This means that – at least in theory – they would not only replace lost cartilage but also continually protect joints and the surrounding tissue from the damage normally associated with chronic inflammation.

As a result, they could offer a dramatic improvement over conventional arthritis treatments, which target a molecule in the immune system known as TNF-alpha (tumour necrosis factor-alpha) responsible for producing inflammation. These drugs can be very effective at combating arthritis but as they impact on the entire immune system, can also produce some unwanted and often extremely unpleasant side-effects.

Study lead author Dr Farshid Guilak explains the research to Jim Dryden of Washington University BioMed Radio

The research, which has been published today in the journal Stem Cell Reports, was conducted by a network of US scientists from Washington University School of Medicine, Shriners Hospitals for Children, Duke University and Cytex Therapeutics.

The scientists hope to develop the research into a sophisticated vaccine that would allow highly targeted treatment of arthritis.

“Our goal is to package the rewired stem cells as a vaccine for arthritis, which would deliver an anti-inflammatory drug to an arthritic joint but only when it is needed,” said study lead author Dr Farshid Guilak, a professor of orthopedic surgery at Washington University School of Medicine.
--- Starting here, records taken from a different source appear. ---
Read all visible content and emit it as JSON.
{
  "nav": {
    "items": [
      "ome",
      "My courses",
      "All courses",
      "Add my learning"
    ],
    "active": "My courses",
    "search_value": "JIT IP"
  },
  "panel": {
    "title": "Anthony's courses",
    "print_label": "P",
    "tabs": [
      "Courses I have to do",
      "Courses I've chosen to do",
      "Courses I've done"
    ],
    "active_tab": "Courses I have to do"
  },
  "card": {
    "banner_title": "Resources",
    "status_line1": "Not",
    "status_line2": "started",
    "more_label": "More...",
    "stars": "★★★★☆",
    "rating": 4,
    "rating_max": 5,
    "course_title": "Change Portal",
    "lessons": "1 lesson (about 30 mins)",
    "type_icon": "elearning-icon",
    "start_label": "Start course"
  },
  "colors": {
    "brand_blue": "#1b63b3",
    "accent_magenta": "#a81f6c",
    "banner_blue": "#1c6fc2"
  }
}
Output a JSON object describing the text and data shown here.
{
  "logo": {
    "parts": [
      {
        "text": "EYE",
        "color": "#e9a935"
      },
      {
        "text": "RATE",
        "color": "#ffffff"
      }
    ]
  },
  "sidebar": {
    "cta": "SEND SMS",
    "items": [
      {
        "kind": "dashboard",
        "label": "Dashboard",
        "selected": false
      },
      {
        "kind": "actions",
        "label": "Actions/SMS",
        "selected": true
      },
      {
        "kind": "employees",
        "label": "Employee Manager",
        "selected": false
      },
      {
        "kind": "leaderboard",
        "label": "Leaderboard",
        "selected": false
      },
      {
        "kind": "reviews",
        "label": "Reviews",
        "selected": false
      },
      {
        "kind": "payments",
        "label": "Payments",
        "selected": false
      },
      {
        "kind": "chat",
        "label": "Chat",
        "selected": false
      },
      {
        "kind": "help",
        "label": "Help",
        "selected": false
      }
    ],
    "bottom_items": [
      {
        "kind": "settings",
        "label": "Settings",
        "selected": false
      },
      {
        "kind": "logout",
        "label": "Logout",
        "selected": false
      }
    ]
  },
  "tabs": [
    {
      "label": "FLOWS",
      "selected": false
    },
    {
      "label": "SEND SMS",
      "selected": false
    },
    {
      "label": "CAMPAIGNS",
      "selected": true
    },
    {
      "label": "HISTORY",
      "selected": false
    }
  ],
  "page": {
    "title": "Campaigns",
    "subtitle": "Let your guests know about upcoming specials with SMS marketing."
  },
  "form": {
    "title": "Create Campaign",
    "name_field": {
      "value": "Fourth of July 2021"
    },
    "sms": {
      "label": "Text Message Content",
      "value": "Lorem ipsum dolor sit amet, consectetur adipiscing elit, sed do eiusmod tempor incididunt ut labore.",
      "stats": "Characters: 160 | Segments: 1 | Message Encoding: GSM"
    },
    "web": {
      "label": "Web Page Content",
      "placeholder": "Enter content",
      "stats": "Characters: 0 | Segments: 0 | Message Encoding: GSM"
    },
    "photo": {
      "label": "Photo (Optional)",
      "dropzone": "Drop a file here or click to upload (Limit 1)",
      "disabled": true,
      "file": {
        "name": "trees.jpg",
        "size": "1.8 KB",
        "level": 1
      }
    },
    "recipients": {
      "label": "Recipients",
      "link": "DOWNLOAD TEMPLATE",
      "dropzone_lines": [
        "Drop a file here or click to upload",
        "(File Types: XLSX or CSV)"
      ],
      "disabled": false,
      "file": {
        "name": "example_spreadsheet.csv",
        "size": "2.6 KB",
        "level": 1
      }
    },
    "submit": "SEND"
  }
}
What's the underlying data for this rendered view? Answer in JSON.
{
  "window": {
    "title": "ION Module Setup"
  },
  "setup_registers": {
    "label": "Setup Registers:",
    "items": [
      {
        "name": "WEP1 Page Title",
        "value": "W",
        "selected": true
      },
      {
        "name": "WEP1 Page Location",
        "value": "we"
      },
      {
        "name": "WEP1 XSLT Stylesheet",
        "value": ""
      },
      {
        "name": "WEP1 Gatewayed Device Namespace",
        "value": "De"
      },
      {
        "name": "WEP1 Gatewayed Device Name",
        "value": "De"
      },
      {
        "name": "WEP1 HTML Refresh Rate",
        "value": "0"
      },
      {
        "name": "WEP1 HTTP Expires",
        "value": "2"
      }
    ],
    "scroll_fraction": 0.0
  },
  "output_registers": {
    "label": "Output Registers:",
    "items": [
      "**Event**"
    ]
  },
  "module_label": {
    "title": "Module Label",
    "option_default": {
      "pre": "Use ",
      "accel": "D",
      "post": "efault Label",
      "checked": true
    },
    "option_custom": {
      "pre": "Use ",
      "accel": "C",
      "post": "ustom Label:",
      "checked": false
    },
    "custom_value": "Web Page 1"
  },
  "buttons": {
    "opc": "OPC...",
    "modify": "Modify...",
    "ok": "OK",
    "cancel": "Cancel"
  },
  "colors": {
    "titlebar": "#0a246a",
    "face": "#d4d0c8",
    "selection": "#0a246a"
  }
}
“We want to use our gene-editing technology as a way to deliver targeted therapy in response to localized inflammation in a joint, as opposed to current drug therapies that can interfere with the inflammatory response through the entire body.

“If this strategy proves to be successful, the engineered cells only would block inflammation when inflammatory signals are released, such as during an arthritic flare in that joint.”

A conceptual depiction of the edited stem cell, which was modified using CRISPR technology. Image courtesy of Ella Marushchenko

The SMART cells were developed by growing mice stem cells in a test tube and then editing them using CRISPR gene editing technology to change the way the stem cells responded to inflammation. They were then able to grow the modified stem cells in cartilage tissue-producing cells, which they found were protected from inflammation that would normally impact on non-edited cartilage tissue.

Having achieved this vital first stage, the researchers plan to attempt to first replicate the achievement in animals, before moving on to research in humans with a goal of producing a vaccine or other therapy that can be used on patients.

They also believe the approach could be used for cell types, and therefore different medical conditions.

“We believe this strategy also may work for other systems that depend on a feedback loop. In diabetes, for example, it’s possible we could make stem cells that would sense glucose and turn on insulin in response,” explained Guilak.

“We are using pluripotent stem cells, so we can make them into any cell type, and with CRISPR, we can remove or insert genes that have the potential to treat many types of disorders.”